And even that kind of “fringer” activity is just the tip of the iceberg—the GFFA can be, and has been, the backdrop for just about every possible kind of story (as my cohort Lucas Jackson has been exploring in his excellent Star Wars and Genre series), and it would be a shame if every Star Wars film going forward (and the tie-in material, for that matter) fell into the rut of trying to out-Hero’s Journey ANH. Let VII-IX deal with galactic destiny, but the “spinoff” films are a never-before-seen opportunity to really think outside of the box in terms of what a Star Wars movie has to be. Don’t just do a Han Solo story, do Seven Samurai with Han Solo. Don’t just do an Old Republic story, do 300 with Jedi. Indeed, this kind of thing has been happening in the Expanded Universe for years, up to and including zombies, but to see Star Wars’ multi-genre potential fully realized on the big screen, involving the kind of current talent I’m sure would be champing at the bit to do it, would justify the loss of the EU in my eyes.
Having said that, of course, one of the main things that first drew me to Star Wars was the idea that this insane mountain of story material all took place in a single, consistent universe. Given the span of time covered in X-Wing Alliance, I’m sure it was an easy decision to include in the story the Rebels’ capture of the plans for the second Death Star. Problem was, that story had already been told a few years earlier in the novel Shadows of the Empire.
But rather than just ignore that and do its own version of the story (something that has happened many, many times before with other movie tie-in moments—just ask Kyle Katarn about Death Star plans sometime), XWA went so far as to perfectly re-create the scene from the novel, right down to the dialogue—and even carry the mission forward beyond the book.

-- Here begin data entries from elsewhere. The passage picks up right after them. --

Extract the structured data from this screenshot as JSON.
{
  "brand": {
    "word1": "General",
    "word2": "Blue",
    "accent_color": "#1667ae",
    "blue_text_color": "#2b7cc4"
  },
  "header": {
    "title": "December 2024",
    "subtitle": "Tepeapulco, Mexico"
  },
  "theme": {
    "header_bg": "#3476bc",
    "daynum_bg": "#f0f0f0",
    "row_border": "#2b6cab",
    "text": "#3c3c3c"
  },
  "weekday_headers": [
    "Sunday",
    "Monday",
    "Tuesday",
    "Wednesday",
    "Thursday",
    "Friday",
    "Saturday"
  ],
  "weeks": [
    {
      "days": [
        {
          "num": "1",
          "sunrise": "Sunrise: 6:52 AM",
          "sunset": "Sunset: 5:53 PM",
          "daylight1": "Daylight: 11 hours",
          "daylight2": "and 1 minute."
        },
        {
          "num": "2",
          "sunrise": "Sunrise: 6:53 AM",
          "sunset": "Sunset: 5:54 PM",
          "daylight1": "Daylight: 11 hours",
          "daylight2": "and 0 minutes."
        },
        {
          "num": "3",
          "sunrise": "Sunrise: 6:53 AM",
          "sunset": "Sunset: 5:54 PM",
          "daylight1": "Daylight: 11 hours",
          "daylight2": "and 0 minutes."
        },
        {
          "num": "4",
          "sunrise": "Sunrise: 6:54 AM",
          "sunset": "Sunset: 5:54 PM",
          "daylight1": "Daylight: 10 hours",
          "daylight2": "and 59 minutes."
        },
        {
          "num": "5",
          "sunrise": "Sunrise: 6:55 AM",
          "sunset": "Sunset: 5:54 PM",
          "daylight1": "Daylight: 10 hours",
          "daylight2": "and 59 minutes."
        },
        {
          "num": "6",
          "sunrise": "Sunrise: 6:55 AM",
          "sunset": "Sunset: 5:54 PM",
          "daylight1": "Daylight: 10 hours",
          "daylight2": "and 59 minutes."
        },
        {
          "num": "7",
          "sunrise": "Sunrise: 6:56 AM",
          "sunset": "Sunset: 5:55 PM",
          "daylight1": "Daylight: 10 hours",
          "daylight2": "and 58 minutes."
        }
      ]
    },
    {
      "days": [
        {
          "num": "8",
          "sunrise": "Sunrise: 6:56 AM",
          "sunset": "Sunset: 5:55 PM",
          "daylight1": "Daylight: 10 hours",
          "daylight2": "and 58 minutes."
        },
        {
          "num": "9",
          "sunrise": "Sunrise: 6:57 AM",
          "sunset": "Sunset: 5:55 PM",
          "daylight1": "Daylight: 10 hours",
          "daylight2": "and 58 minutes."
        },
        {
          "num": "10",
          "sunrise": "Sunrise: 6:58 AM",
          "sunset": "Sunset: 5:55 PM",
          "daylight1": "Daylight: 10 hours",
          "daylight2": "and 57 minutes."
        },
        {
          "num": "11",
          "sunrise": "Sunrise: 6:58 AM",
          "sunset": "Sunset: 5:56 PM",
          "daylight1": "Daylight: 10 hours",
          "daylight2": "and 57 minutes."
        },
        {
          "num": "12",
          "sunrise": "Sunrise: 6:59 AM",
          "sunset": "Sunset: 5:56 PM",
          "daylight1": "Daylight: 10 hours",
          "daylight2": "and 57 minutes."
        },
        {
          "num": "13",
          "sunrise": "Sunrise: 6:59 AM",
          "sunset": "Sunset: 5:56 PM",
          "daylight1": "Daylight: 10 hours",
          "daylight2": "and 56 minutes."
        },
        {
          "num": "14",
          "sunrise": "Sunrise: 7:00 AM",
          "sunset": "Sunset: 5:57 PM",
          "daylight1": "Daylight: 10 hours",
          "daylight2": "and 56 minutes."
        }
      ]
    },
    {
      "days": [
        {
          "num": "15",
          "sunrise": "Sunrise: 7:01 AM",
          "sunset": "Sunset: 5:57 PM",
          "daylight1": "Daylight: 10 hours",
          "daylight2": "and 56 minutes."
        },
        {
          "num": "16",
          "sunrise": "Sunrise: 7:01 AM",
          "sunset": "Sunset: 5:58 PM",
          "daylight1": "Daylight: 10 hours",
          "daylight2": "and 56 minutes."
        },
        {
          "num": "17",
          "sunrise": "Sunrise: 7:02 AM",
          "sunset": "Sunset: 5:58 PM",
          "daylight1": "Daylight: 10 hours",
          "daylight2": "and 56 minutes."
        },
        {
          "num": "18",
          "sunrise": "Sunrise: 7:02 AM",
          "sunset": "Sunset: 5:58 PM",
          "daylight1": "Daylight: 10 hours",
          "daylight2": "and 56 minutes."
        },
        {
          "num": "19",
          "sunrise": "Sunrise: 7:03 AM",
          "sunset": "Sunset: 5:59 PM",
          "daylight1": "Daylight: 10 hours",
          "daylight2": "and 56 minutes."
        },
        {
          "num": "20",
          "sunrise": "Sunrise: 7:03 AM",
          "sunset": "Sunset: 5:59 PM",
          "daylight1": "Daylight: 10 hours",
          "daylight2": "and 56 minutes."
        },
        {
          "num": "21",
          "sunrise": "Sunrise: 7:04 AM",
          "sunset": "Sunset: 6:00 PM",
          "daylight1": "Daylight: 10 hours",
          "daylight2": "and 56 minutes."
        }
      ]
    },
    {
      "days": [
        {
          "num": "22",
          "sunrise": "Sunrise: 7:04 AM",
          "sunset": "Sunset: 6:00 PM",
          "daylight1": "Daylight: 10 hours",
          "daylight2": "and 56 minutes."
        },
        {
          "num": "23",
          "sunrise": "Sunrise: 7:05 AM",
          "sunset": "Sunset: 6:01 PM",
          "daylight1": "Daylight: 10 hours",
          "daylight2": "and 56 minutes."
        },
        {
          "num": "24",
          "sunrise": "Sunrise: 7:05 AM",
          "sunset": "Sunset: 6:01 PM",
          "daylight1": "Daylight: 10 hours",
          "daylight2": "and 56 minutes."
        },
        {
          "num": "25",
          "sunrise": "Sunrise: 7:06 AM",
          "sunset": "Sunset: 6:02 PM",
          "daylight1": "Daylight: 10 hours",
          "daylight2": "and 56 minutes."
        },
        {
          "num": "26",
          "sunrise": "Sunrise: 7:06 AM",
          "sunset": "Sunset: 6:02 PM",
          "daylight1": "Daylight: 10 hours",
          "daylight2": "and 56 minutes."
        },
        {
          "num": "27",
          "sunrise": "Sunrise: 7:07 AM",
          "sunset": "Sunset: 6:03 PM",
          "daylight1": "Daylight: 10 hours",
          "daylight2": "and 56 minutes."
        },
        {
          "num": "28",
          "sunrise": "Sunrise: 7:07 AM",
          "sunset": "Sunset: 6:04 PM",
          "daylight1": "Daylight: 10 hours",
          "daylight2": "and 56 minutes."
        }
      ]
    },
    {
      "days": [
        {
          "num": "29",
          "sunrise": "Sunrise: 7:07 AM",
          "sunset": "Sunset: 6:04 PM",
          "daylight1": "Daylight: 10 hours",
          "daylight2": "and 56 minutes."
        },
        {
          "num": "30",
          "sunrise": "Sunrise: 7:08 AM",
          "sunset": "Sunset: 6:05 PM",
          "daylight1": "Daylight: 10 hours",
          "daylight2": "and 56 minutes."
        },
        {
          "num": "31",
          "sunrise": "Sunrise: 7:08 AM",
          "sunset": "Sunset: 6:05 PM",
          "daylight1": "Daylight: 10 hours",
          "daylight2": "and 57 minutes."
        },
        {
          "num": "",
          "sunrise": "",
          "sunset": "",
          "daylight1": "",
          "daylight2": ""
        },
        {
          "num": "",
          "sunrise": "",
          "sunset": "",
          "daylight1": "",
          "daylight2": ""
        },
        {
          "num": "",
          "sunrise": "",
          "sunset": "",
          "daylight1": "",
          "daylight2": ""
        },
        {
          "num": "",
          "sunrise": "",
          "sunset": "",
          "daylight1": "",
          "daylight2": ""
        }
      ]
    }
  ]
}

For people who had read the novel, this was an awesome and unexpected discovery, but for people who hadn’t, their understanding of the story was in no way impeded—and many were probably even spurred by the sudden appearance of some guy named “Dash Rendar” to go check out the book for themselves.
I’m under no illusions that the sequel films will preserve the abundance of existing material, or even that they necessarily should, but if Disney is to usher in a new timeline, D-canon if you will, then for god’s sake, keep it tight. Once Episode VII is out, either resist the urge to follow it up in other media, or make damned sure that said media is properly leading into Episode VIII. If you want to do a comic series, or a video game, showing the origin of Episode VII‘s new Skywalker daughter (or whatever), run that shit by Michael Arndt and stick to it. While always dimly aware of what the EU was up to, George Lucas was never big on this kind of thing, but now that he’s out of the picture there is no one person imposing absolute tyranny over your continuity, so there is simply no excuse for contradictions anymore.
When the original Marvel Star Wars comic series was coming out after ANH, one story actually told of a mission undertaken during the Clone Wars by Obi-Wan, Anakin, and Darth Vader. I understand how that could’ve happened back then, but this is a new era. I don’t want to spend money in 2016 to read about Layla Skywalker’s upbringing in the Jedi Temple only to find out she’s a shapeshifting robot in 2019…though that would be awesome.
Learn from the past 35 years, Disney; burn it to the ground if you must, but I beg you—build something stronger on the ashes.